TASK DETAILS: Word for word, give the records again, dropping any picture they hold.

[DATASET RECORDS Boundary: Start]

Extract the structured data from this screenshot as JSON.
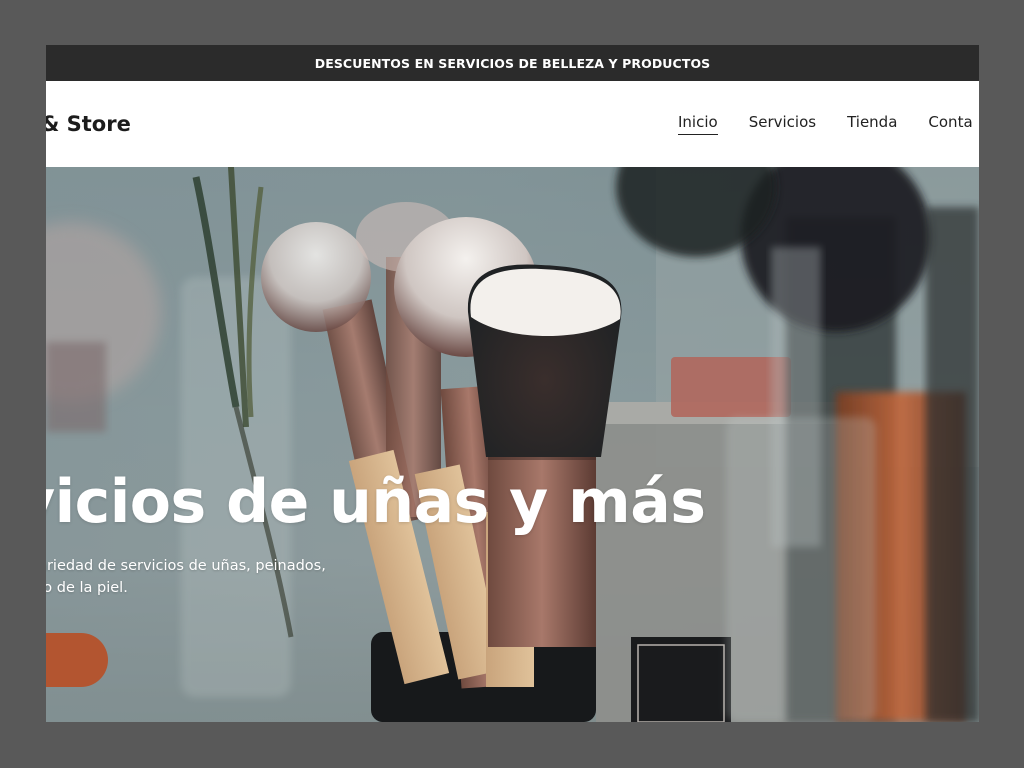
{
  "announcement": {
    "text": "DESCUENTOS EN SERVICIOS DE BELLEZA Y PRODUCTOS"
  },
  "header": {
    "brand": "& Store",
    "nav": [
      {
        "label": "Inicio",
        "active": true
      },
      {
        "label": "Servicios",
        "active": false
      },
      {
        "label": "Tienda",
        "active": false
      },
      {
        "label": "Conta",
        "active": false
      }
    ]
  },
  "hero": {
    "title": "vicios de uñas y más",
    "subtitle_lines": [
      "a variedad de servicios de uñas, peinados,",
      "dado de la piel."
    ],
    "cta_label": "",
    "background_image": "makeup-brushes-photo"
  },
  "colors": {
    "announcement_bg": "#2b2b2b",
    "cta": "#b35530",
    "text_dark": "#222222",
    "page_bg": "#595959"
  }
}
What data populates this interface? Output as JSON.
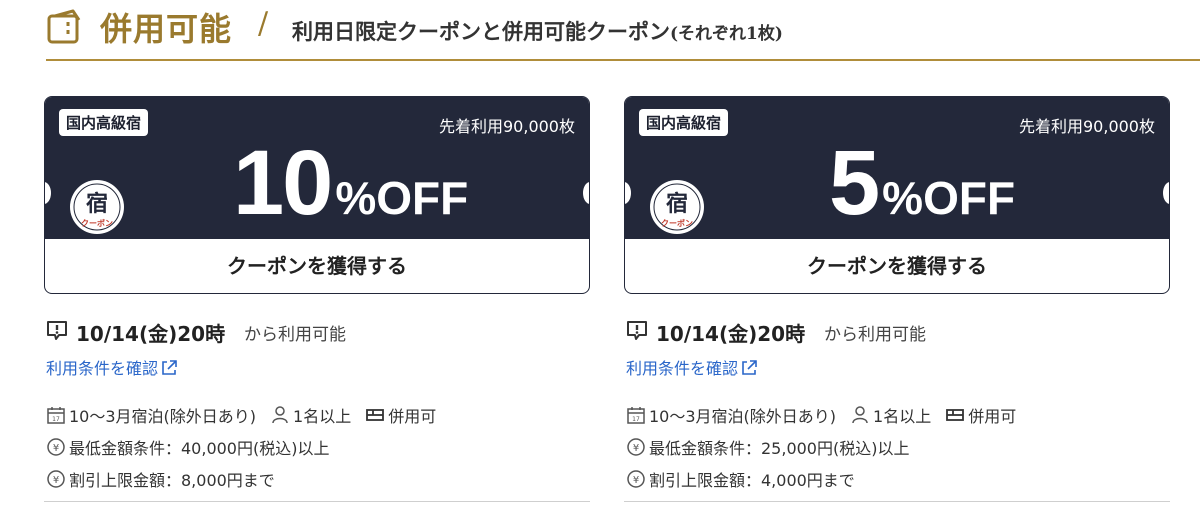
{
  "header": {
    "title": "併用可能",
    "slash": "/",
    "subtitle": "利用日限定クーポンと併用可能クーポン",
    "subtitle_small": "(それぞれ1枚)",
    "accent_color": "#9a7a2e",
    "icon": "ticket-icon"
  },
  "coupons": [
    {
      "badge": "国内高級宿",
      "limit": "先着利用90,000枚",
      "logo_text": "宿",
      "logo_sub": "クーポン",
      "discount_value": "10",
      "discount_unit": "%OFF",
      "button": "クーポンを獲得する",
      "available_date": "10/14(金)20時",
      "available_text": "から利用可能",
      "terms_link": "利用条件を確認",
      "stay_period": "10〜3月宿泊(除外日あり)",
      "guests": "1名以上",
      "combinable": "併用可",
      "min_amount": "最低金額条件：40,000円(税込)以上",
      "max_discount": "割引上限金額：8,000円まで"
    },
    {
      "badge": "国内高級宿",
      "limit": "先着利用90,000枚",
      "logo_text": "宿",
      "logo_sub": "クーポン",
      "discount_value": "5",
      "discount_unit": "%OFF",
      "button": "クーポンを獲得する",
      "available_date": "10/14(金)20時",
      "available_text": "から利用可能",
      "terms_link": "利用条件を確認",
      "stay_period": "10〜3月宿泊(除外日あり)",
      "guests": "1名以上",
      "combinable": "併用可",
      "min_amount": "最低金額条件：25,000円(税込)以上",
      "max_discount": "割引上限金額：4,000円まで"
    }
  ],
  "colors": {
    "ticket_bg": "#23283a",
    "link": "#2a66c9",
    "rule": "#b08d3a"
  }
}
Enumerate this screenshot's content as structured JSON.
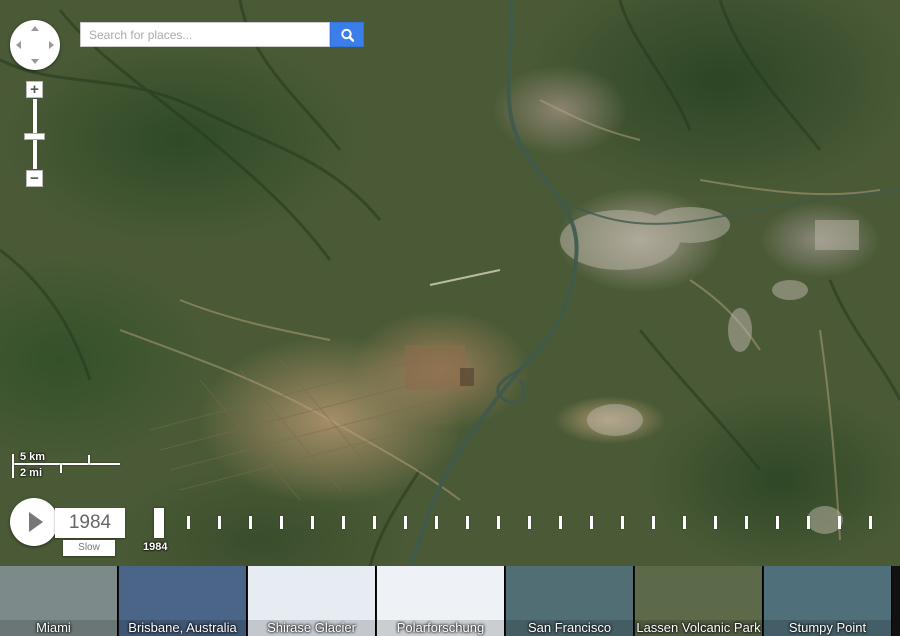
{
  "search": {
    "placeholder": "Search for places..."
  },
  "zoom": {
    "in_label": "+",
    "out_label": "−"
  },
  "scale": {
    "km_label": "5 km",
    "mi_label": "2 mi"
  },
  "player": {
    "year": "1984",
    "speed": "Slow",
    "timeline_label": "1984",
    "tick_count": 24
  },
  "thumbnails": [
    {
      "label": "Miami",
      "bg": "#7d8a8a"
    },
    {
      "label": "Brisbane, Australia",
      "bg": "#4a6588"
    },
    {
      "label": "Shirase Glacier",
      "bg": "#e6ecf2"
    },
    {
      "label": "Polarforschung",
      "bg": "#eef2f6"
    },
    {
      "label": "San Francisco",
      "bg": "#506e74"
    },
    {
      "label": "Lassen Volcanic Park",
      "bg": "#5d6a4a"
    },
    {
      "label": "Stumpy Point",
      "bg": "#4f6f7a"
    }
  ],
  "colors": {
    "accent": "#3b7de9",
    "river": "#3f5a4c"
  }
}
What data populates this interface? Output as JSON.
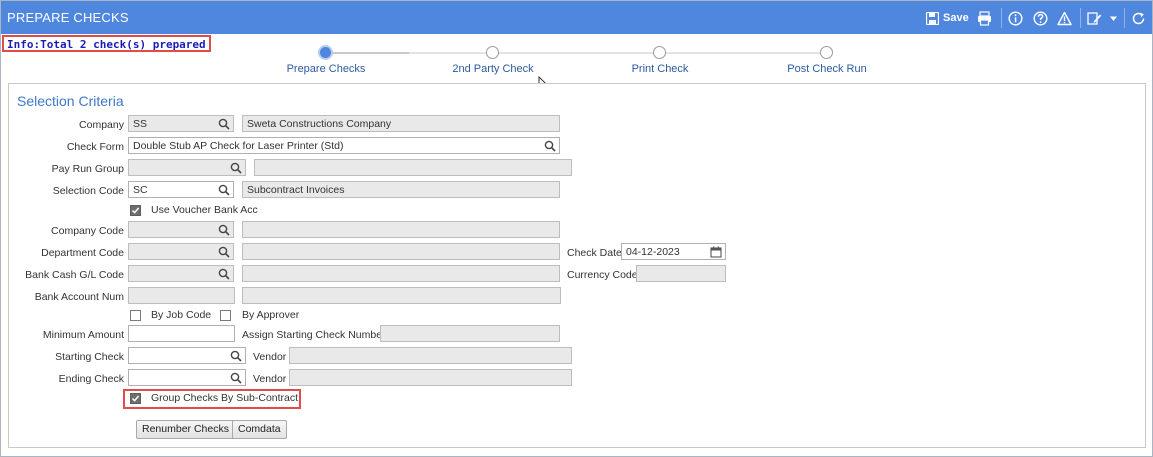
{
  "window": {
    "title": "PREPARE CHECKS"
  },
  "toolbar": {
    "save_label": "Save",
    "icons": [
      "save-icon",
      "print-icon",
      "info-icon",
      "help-icon",
      "warning-icon",
      "edit-icon",
      "dropdown-icon",
      "refresh-icon"
    ]
  },
  "info_message": "Info:Total 2 check(s) prepared",
  "stepper": {
    "steps": [
      {
        "label": "Prepare Checks",
        "active": true
      },
      {
        "label": "2nd Party Check",
        "active": false
      },
      {
        "label": "Print Check",
        "active": false
      },
      {
        "label": "Post Check Run",
        "active": false
      }
    ]
  },
  "panel": {
    "title": "Selection Criteria"
  },
  "form": {
    "company": {
      "label": "Company",
      "value": "SS",
      "description": "Sweta Constructions Company"
    },
    "check_form": {
      "label": "Check Form",
      "value": "Double Stub AP Check for Laser Printer (Std)"
    },
    "pay_run_group": {
      "label": "Pay Run Group",
      "value": "",
      "description": ""
    },
    "selection_code": {
      "label": "Selection Code",
      "value": "SC",
      "description": "Subcontract Invoices"
    },
    "use_voucher_bank_acc": {
      "label": "Use Voucher Bank Acc",
      "checked": true
    },
    "company_code": {
      "label": "Company Code",
      "value": "",
      "description": ""
    },
    "department_code": {
      "label": "Department Code",
      "value": "",
      "description": ""
    },
    "check_date": {
      "label": "Check Date",
      "value": "04-12-2023"
    },
    "bank_cash_gl_code": {
      "label": "Bank Cash G/L Code",
      "value": "",
      "description": ""
    },
    "currency_code": {
      "label": "Currency Code",
      "value": ""
    },
    "bank_account_num": {
      "label": "Bank Account Num",
      "value": "",
      "description": ""
    },
    "by_job_code": {
      "label": "By Job Code",
      "checked": false
    },
    "by_approver": {
      "label": "By Approver",
      "checked": false
    },
    "minimum_amount": {
      "label": "Minimum Amount",
      "value": ""
    },
    "assign_starting_check_number": {
      "label": "Assign Starting Check Number",
      "value": ""
    },
    "starting_check": {
      "label": "Starting Check",
      "value": ""
    },
    "starting_vendor": {
      "label": "Vendor",
      "value": ""
    },
    "ending_check": {
      "label": "Ending Check",
      "value": ""
    },
    "ending_vendor": {
      "label": "Vendor",
      "value": ""
    },
    "group_checks_by_subcontract": {
      "label": "Group Checks By Sub-Contract",
      "checked": true
    }
  },
  "buttons": {
    "renumber_checks": "Renumber Checks",
    "comdata": "Comdata"
  },
  "colors": {
    "titlebar": "#4f86de",
    "accent": "#3d79c9",
    "highlight": "#e04b4b",
    "info_text": "#1b1bb6"
  }
}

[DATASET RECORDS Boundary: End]

EXERCISE ANSWER:
Extract the structured data from this screenshot as JSON.
{
  "announcement": {
    "text": "DESCUENTOS EN SERVICIOS DE BELLEZA Y PRODUCTOS"
  },
  "header": {
    "brand": "& Store",
    "nav": [
      {
        "label": "Inicio",
        "active": true
      },
      {
        "label": "Servicios",
        "active": false
      },
      {
        "label": "Tienda",
        "active": false
      },
      {
        "label": "Conta",
        "active": false
      }
    ]
  },
  "hero": {
    "title": "vicios de uñas y más",
    "subtitle_lines": [
      "a variedad de servicios de uñas, peinados,",
      "dado de la piel."
    ],
    "cta_label": "",
    "background_image": "makeup-brushes-photo"
  },
  "colors": {
    "announcement_bg": "#2b2b2b",
    "cta": "#b35530",
    "text_dark": "#222222",
    "page_bg": "#595959"
  }
}
What data populates this interface? Output as JSON.
{
  "header": {
    "title": "併用可能",
    "slash": "/",
    "subtitle": "利用日限定クーポンと併用可能クーポン",
    "subtitle_small": "(それぞれ1枚)",
    "accent_color": "#9a7a2e",
    "icon": "ticket-icon"
  },
  "coupons": [
    {
      "badge": "国内高級宿",
      "limit": "先着利用90,000枚",
      "logo_text": "宿",
      "logo_sub": "クーポン",
      "discount_value": "10",
      "discount_unit": "%OFF",
      "button": "クーポンを獲得する",
      "available_date": "10/14(金)20時",
      "available_text": "から利用可能",
      "terms_link": "利用条件を確認",
      "stay_period": "10〜3月宿泊(除外日あり)",
      "guests": "1名以上",
      "combinable": "併用可",
      "min_amount": "最低金額条件：40,000円(税込)以上",
      "max_discount": "割引上限金額：8,000円まで"
    },
    {
      "badge": "国内高級宿",
      "limit": "先着利用90,000枚",
      "logo_text": "宿",
      "logo_sub": "クーポン",
      "discount_value": "5",
      "discount_unit": "%OFF",
      "button": "クーポンを獲得する",
      "available_date": "10/14(金)20時",
      "available_text": "から利用可能",
      "terms_link": "利用条件を確認",
      "stay_period": "10〜3月宿泊(除外日あり)",
      "guests": "1名以上",
      "combinable": "併用可",
      "min_amount": "最低金額条件：25,000円(税込)以上",
      "max_discount": "割引上限金額：4,000円まで"
    }
  ],
  "colors": {
    "ticket_bg": "#23283a",
    "link": "#2a66c9",
    "rule": "#b08d3a"
  }
}
Enumerate this screenshot's content as structured JSON.
{
  "search": {
    "placeholder": "Search for places..."
  },
  "zoom": {
    "in_label": "+",
    "out_label": "−"
  },
  "scale": {
    "km_label": "5 km",
    "mi_label": "2 mi"
  },
  "player": {
    "year": "1984",
    "speed": "Slow",
    "timeline_label": "1984",
    "tick_count": 24
  },
  "thumbnails": [
    {
      "label": "Miami",
      "bg": "#7d8a8a"
    },
    {
      "label": "Brisbane, Australia",
      "bg": "#4a6588"
    },
    {
      "label": "Shirase Glacier",
      "bg": "#e6ecf2"
    },
    {
      "label": "Polarforschung",
      "bg": "#eef2f6"
    },
    {
      "label": "San Francisco",
      "bg": "#506e74"
    },
    {
      "label": "Lassen Volcanic Park",
      "bg": "#5d6a4a"
    },
    {
      "label": "Stumpy Point",
      "bg": "#4f6f7a"
    }
  ],
  "colors": {
    "accent": "#3b7de9",
    "river": "#3f5a4c"
  }
}
What data populates this interface? Output as JSON.
{
  "window": {
    "title": "PREPARE CHECKS"
  },
  "toolbar": {
    "save_label": "Save",
    "icons": [
      "save-icon",
      "print-icon",
      "info-icon",
      "help-icon",
      "warning-icon",
      "edit-icon",
      "dropdown-icon",
      "refresh-icon"
    ]
  },
  "info_message": "Info:Total 2 check(s) prepared",
  "stepper": {
    "steps": [
      {
        "label": "Prepare Checks",
        "active": true
      },
      {
        "label": "2nd Party Check",
        "active": false
      },
      {
        "label": "Print Check",
        "active": false
      },
      {
        "label": "Post Check Run",
        "active": false
      }
    ]
  },
  "panel": {
    "title": "Selection Criteria"
  },
  "form": {
    "company": {
      "label": "Company",
      "value": "SS",
      "description": "Sweta Constructions Company"
    },
    "check_form": {
      "label": "Check Form",
      "value": "Double Stub AP Check for Laser Printer (Std)"
    },
    "pay_run_group": {
      "label": "Pay Run Group",
      "value": "",
      "description": ""
    },
    "selection_code": {
      "label": "Selection Code",
      "value": "SC",
      "description": "Subcontract Invoices"
    },
    "use_voucher_bank_acc": {
      "label": "Use Voucher Bank Acc",
      "checked": true
    },
    "company_code": {
      "label": "Company Code",
      "value": "",
      "description": ""
    },
    "department_code": {
      "label": "Department Code",
      "value": "",
      "description": ""
    },
    "check_date": {
      "label": "Check Date",
      "value": "04-12-2023"
    },
    "bank_cash_gl_code": {
      "label": "Bank Cash G/L Code",
      "value": "",
      "description": ""
    },
    "currency_code": {
      "label": "Currency Code",
      "value": ""
    },
    "bank_account_num": {
      "label": "Bank Account Num",
      "value": "",
      "description": ""
    },
    "by_job_code": {
      "label": "By Job Code",
      "checked": false
    },
    "by_approver": {
      "label": "By Approver",
      "checked": false
    },
    "minimum_amount": {
      "label": "Minimum Amount",
      "value": ""
    },
    "assign_starting_check_number": {
      "label": "Assign Starting Check Number",
      "value": ""
    },
    "starting_check": {
      "label": "Starting Check",
      "value": ""
    },
    "starting_vendor": {
      "label": "Vendor",
      "value": ""
    },
    "ending_check": {
      "label": "Ending Check",
      "value": ""
    },
    "ending_vendor": {
      "label": "Vendor",
      "value": ""
    },
    "group_checks_by_subcontract": {
      "label": "Group Checks By Sub-Contract",
      "checked": true
    }
  },
  "buttons": {
    "renumber_checks": "Renumber Checks",
    "comdata": "Comdata"
  },
  "colors": {
    "titlebar": "#4f86de",
    "accent": "#3d79c9",
    "highlight": "#e04b4b",
    "info_text": "#1b1bb6"
  }
}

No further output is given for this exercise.